# DIRECTIONS FOR THIS TASK:
Which lines below hold the word "射手使用时"? Copy all of them.

# EXERCISE MATERIAL:
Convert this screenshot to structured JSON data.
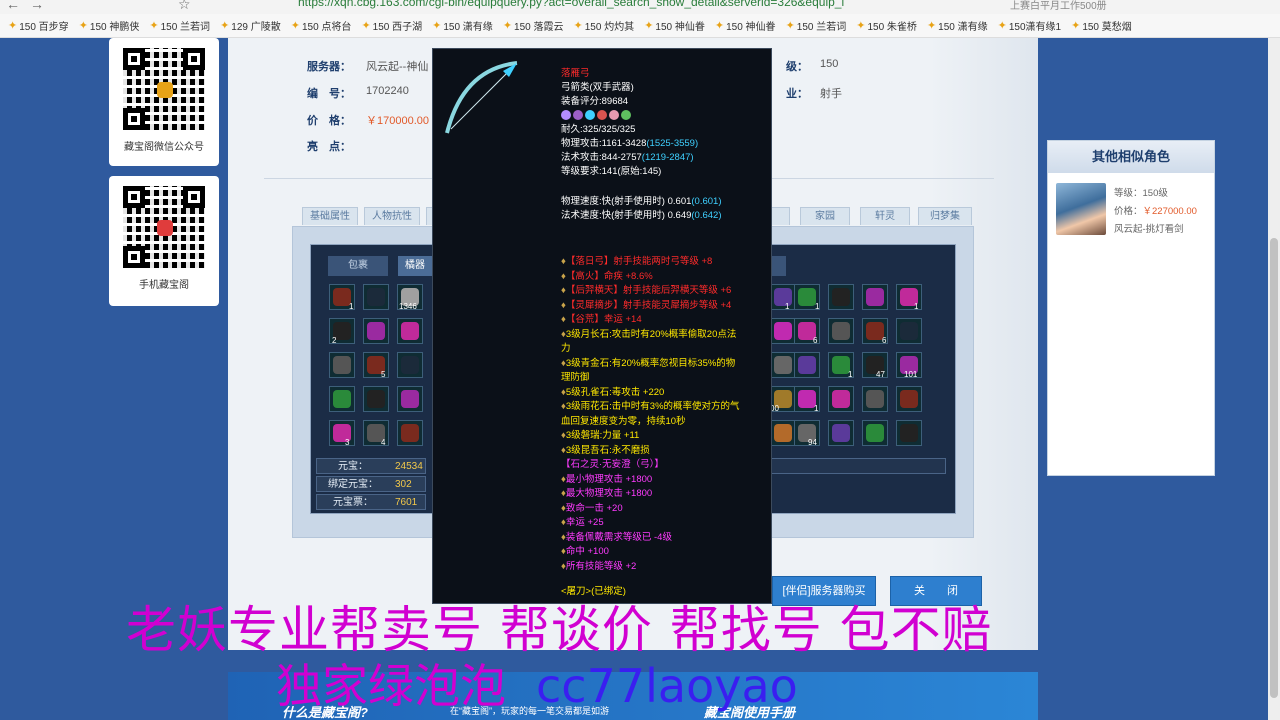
{
  "browser": {
    "url": "https://xqn.cbg.163.com/cgi-bin/equipquery.py?act=overall_search_show_detail&serverid=326&equip_i",
    "search_hint": "上赛白平月工作500册",
    "bookmarks": [
      "150 百步穿",
      "150 神鹏侠",
      "150 兰若词",
      "129 广陵散",
      "150 点将台",
      "150 西子湖",
      "150 潇有缘",
      "150 落霞云",
      "150 灼灼其",
      "150 神仙眷",
      "150 神仙眷",
      "150 兰若词",
      "150 朱雀桥",
      "150 潇有缘",
      "150潇有缘1",
      "150 莫愁烟"
    ]
  },
  "left_panel": {
    "qr1_caption": "藏宝阁微信公众号",
    "qr2_caption": "手机藏宝阁"
  },
  "detail": {
    "server_label": "服务器：",
    "server_value": "风云起--神仙",
    "id_label": "编　号：",
    "id_value": "1702240",
    "price_label": "价　格：",
    "price_value": "￥170000.00",
    "highlight_label": "亮　点：",
    "level_label": "级：",
    "level_value": "150",
    "job_label": "业：",
    "job_value": "射手"
  },
  "tabs": [
    "基础属性",
    "人物抗性",
    "",
    "",
    "",
    "",
    "",
    "",
    "",
    "",
    "家园",
    "轩灵",
    "归梦集"
  ],
  "subtabs": {
    "left": "包裹",
    "active": "橘器"
  },
  "inventory_counts": {
    "a": "1",
    "b": "1346",
    "c": "2",
    "d": "5",
    "e": "1",
    "f": "3",
    "g": "4",
    "h": "1",
    "i": "6",
    "j": "6",
    "k": "1",
    "l": "47",
    "m": "101",
    "n": "00",
    "o": "1",
    "p": "1",
    "q": "94",
    "r": "1",
    "s": "1",
    "t": "1",
    "u": "1",
    "v": "1"
  },
  "wallet": [
    {
      "label": "元宝：",
      "value": "24534"
    },
    {
      "label": "绑定元宝：",
      "value": "302"
    },
    {
      "label": "元宝票：",
      "value": "7601"
    }
  ],
  "tooltip": {
    "name": "落雁弓",
    "type": "弓箭类(双手武器)",
    "score": "装备评分:89684",
    "durability": "耐久:325/325/325",
    "phys_attack": "物理攻击:1161-3428",
    "phys_attack_bonus": "(1525-3559)",
    "magic_attack": "法术攻击:844-2757",
    "magic_attack_bonus": "(1219-2847)",
    "level_req": "等级要求:141(原始:145)",
    "phys_speed": "物理速度:快(射手使用时) 0.601",
    "phys_speed_bonus": "(0.601)",
    "magic_speed": "法术速度:快(射手使用时) 0.649",
    "magic_speed_bonus": "(0.642)",
    "red_lines": [
      "【落日弓】射手技能两时弓等级 +8",
      "【高火】命疾 +8.6%",
      "【后羿横天】射手技能后羿横天等级 +6",
      "【灵犀摘步】射手技能灵犀摘步等级 +4",
      "【谷荒】幸运 +14"
    ],
    "gem_lines": [
      "3级月长石:攻击时有20%概率偷取20点法",
      "力",
      "3级青金石:有20%概率忽视目标35%的物",
      "理防御",
      "5级孔雀石:毒攻击 +220",
      "3级雨花石:击中时有3%的概率使对方的气",
      "血回复速度变为零，持续10秒",
      "3级磐瑞:力量 +11",
      "3级昆吾石:永不磨损"
    ],
    "soul_title": "【石之灵·无妄澄（弓）】",
    "soul_lines": [
      "最小物理攻击 +1800",
      "最大物理攻击 +1800",
      "致命一击 +20",
      "幸运 +25",
      "装备佩戴需求等级已 -4级",
      "命中 +100",
      "所有技能等级 +2"
    ],
    "footer": "<屠刀>(已绑定)"
  },
  "right_card": {
    "title": "其他相似角色",
    "level": "等级：150级",
    "price_label": "价格：",
    "price": "￥227000.00",
    "server": "风云起-挑灯看剑"
  },
  "buttons": {
    "buy": "[伴侣]服务器购买",
    "close": "关　　闭"
  },
  "overlay": {
    "line1": "老妖专业帮卖号 帮谈价 帮找号 包不赔",
    "line2": "独家绿泡泡",
    "handle": "cc77laoyao"
  },
  "footer": {
    "what": "什么是藏宝阁?",
    "sub": "在“藏宝阁”，玩家的每一笔交易都是如游",
    "guide": "藏宝阁使用手册"
  }
}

# WRITTEN REPLY:
    "phys_speed": "物理速度:快(射手使用时) 0.601",
    "magic_speed": "法术速度:快(射手使用时) 0.649",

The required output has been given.